*EXERCISE INSTRUCTIONS*
Should an entry include a picture, omit the picture and still repeat everything else exactly.

┌──

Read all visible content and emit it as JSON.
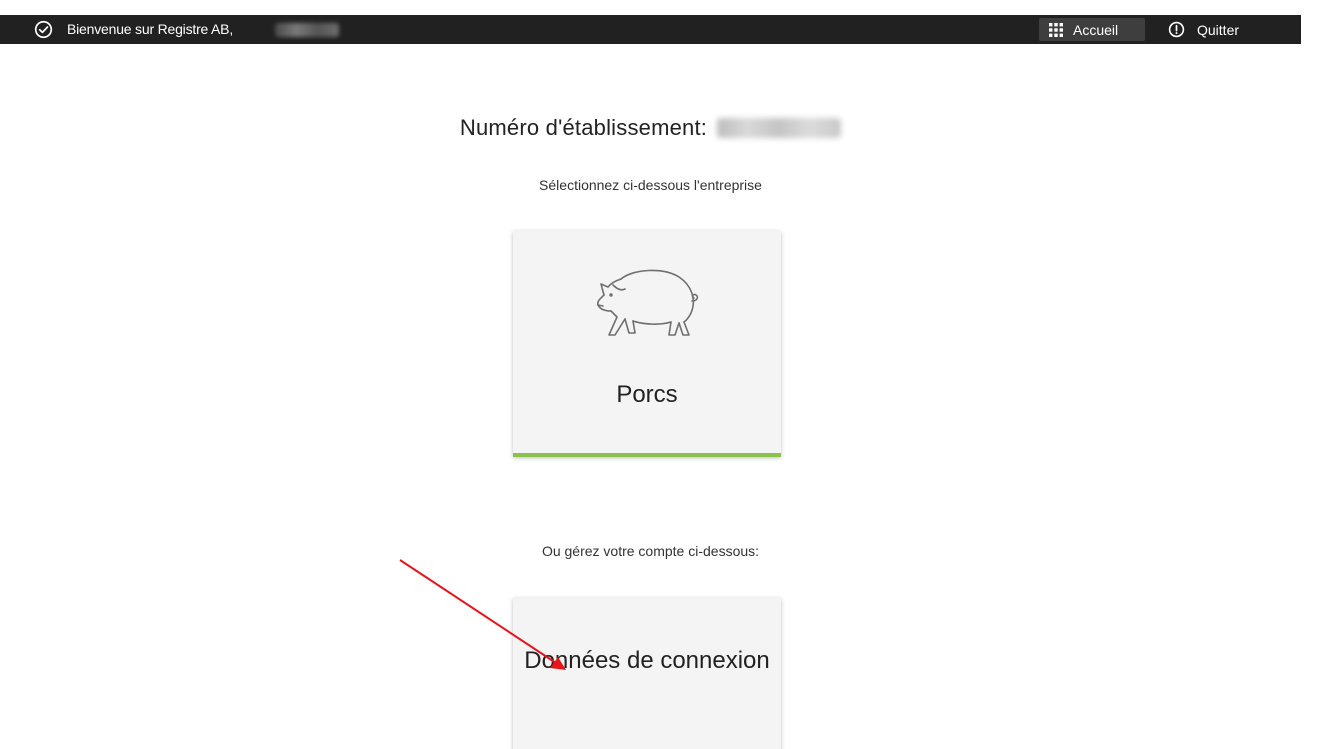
{
  "topbar": {
    "welcome_text": "Bienvenue sur Registre AB,",
    "home_label": "Accueil",
    "quit_label": "Quitter",
    "check_icon": "check-circle-icon",
    "home_icon": "grid-icon",
    "quit_icon": "power-icon"
  },
  "main": {
    "establishment_label": "Numéro d'établissement:",
    "select_prompt": "Sélectionnez ci-dessous l'entreprise",
    "manage_prompt": "Ou gérez votre compte ci-dessous:"
  },
  "cards": {
    "pig_label": "Porcs",
    "pig_icon": "pig-icon",
    "pig_accent": "#8dc14d",
    "account_label": "Données de connexion"
  },
  "colors": {
    "topbar_bg": "#212121",
    "card_bg": "#f4f4f4",
    "annotation": "#e8141b"
  }
}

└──

*RESPONSE AREA*
Read all visible content and emit it as JSON.
{
  "topbar": {
    "welcome_text": "Bienvenue sur Registre AB,",
    "home_label": "Accueil",
    "quit_label": "Quitter",
    "check_icon": "check-circle-icon",
    "home_icon": "grid-icon",
    "quit_icon": "power-icon"
  },
  "main": {
    "establishment_label": "Numéro d'établissement:",
    "select_prompt": "Sélectionnez ci-dessous l'entreprise",
    "manage_prompt": "Ou gérez votre compte ci-dessous:"
  },
  "cards": {
    "pig_label": "Porcs",
    "pig_icon": "pig-icon",
    "pig_accent": "#8dc14d",
    "account_label": "Données de connexion"
  },
  "colors": {
    "topbar_bg": "#212121",
    "card_bg": "#f4f4f4",
    "annotation": "#e8141b"
  }
}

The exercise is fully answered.